|International Classification||H04N5/68, G09F9/46, H01J29/89, G09G3/18, G09F9/00, G02F1/139, G02F1/13|
|Cooperative Classification||G02F1/1313, H01J2229/8926, H01J29/896, G02F1/1393|
|European Classification||G02F1/13F, H01J29/89F, G02F1/139E|
|Aug 11, 1992||AS||Assignment|
Owner name: BRITISH TECHNOLOGY GROUP LIMITED, ENGLAND

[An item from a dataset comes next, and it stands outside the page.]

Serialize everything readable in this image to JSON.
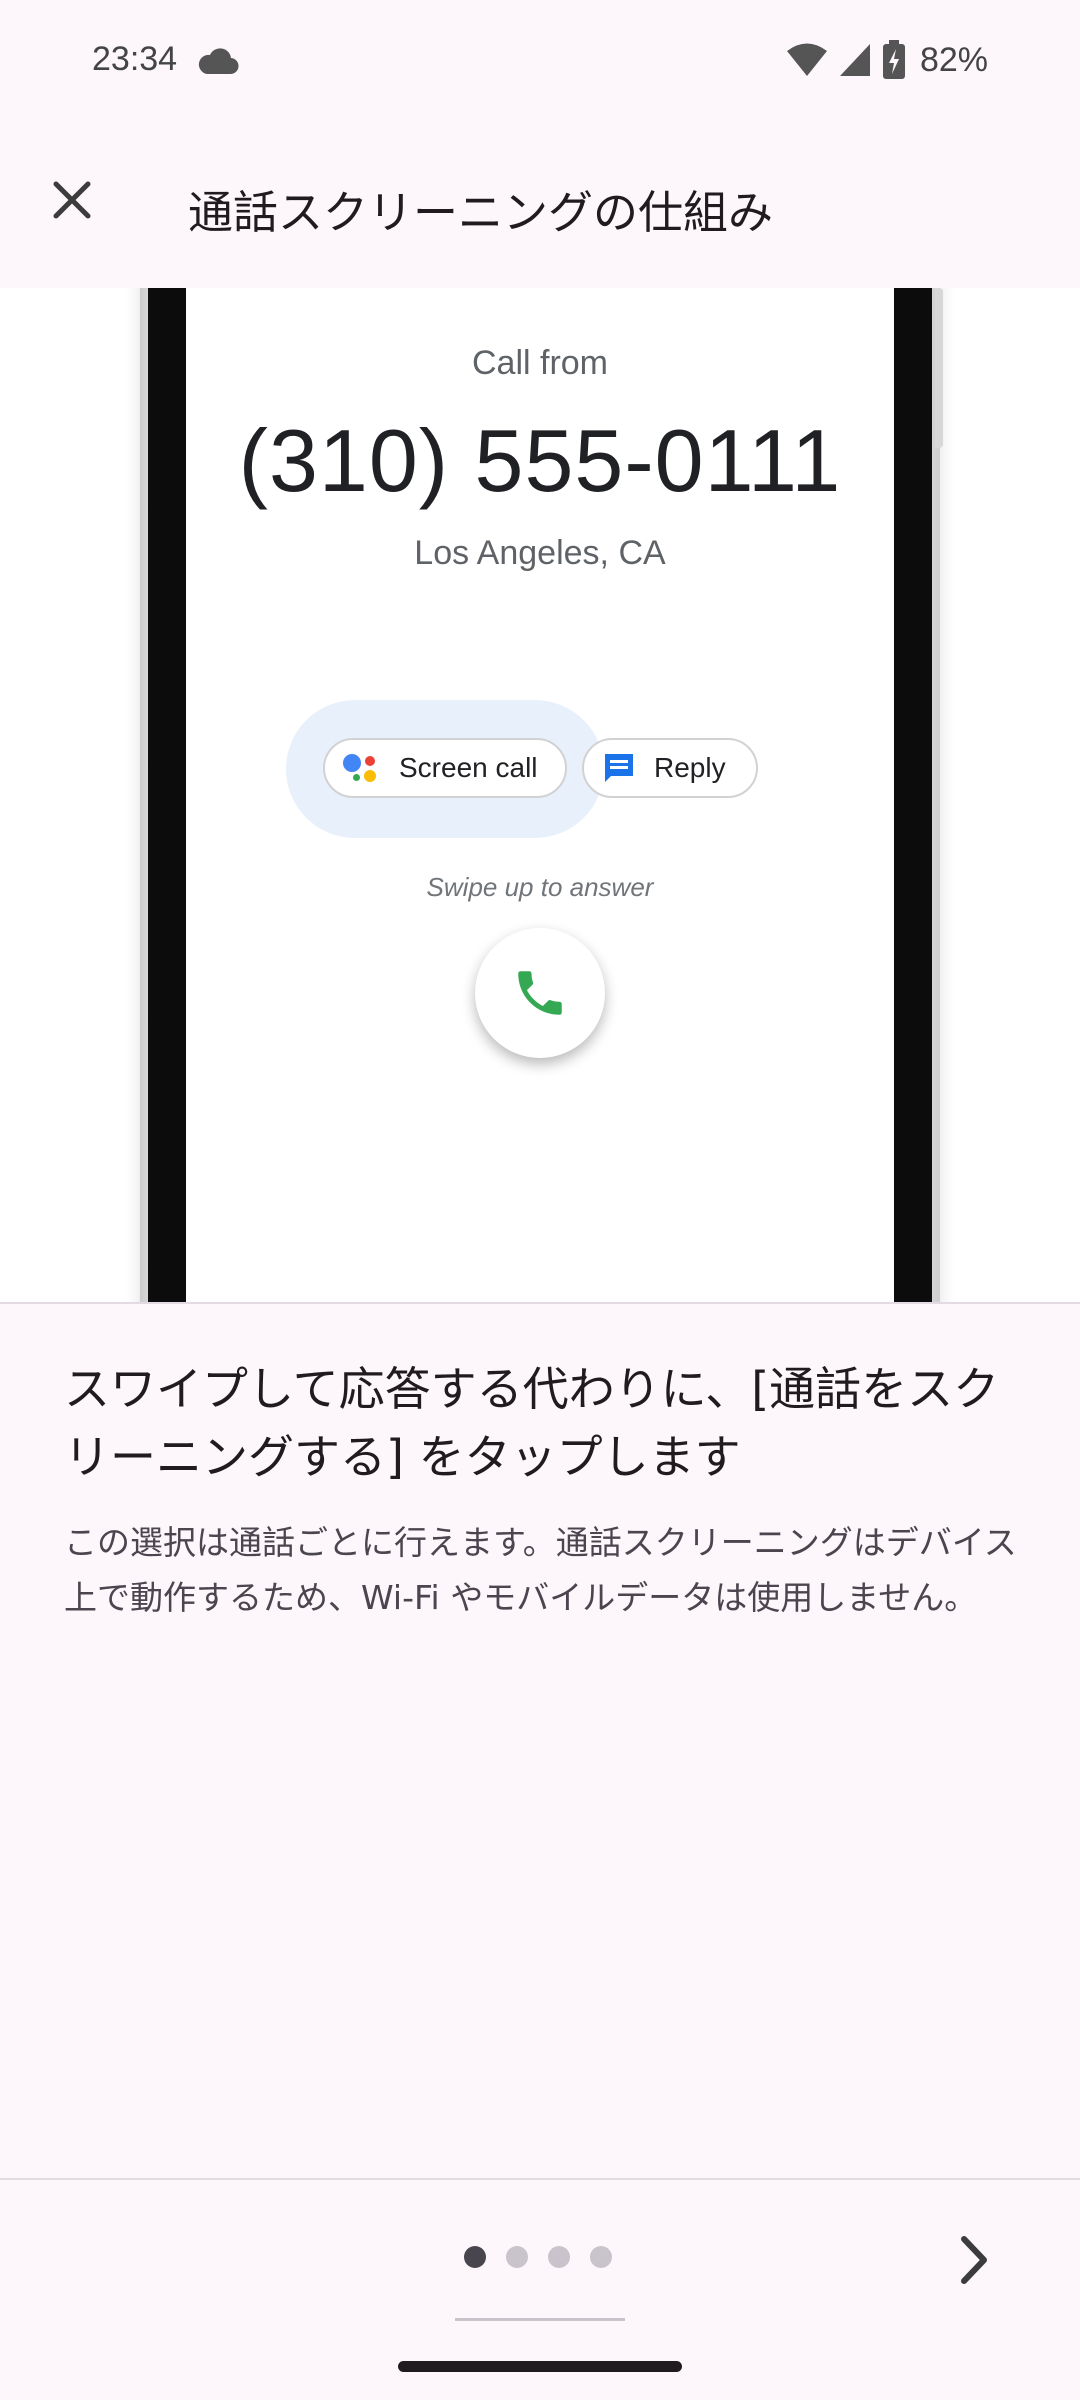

Free format text: ASSIGNMENT OF ASSIGNORS INTEREST.;ASSIGNOR:NATIONAL RESEARCH DEVELOPMENT CORPORATION;REEL/FRAME:006243/0136
Effective date: 19920709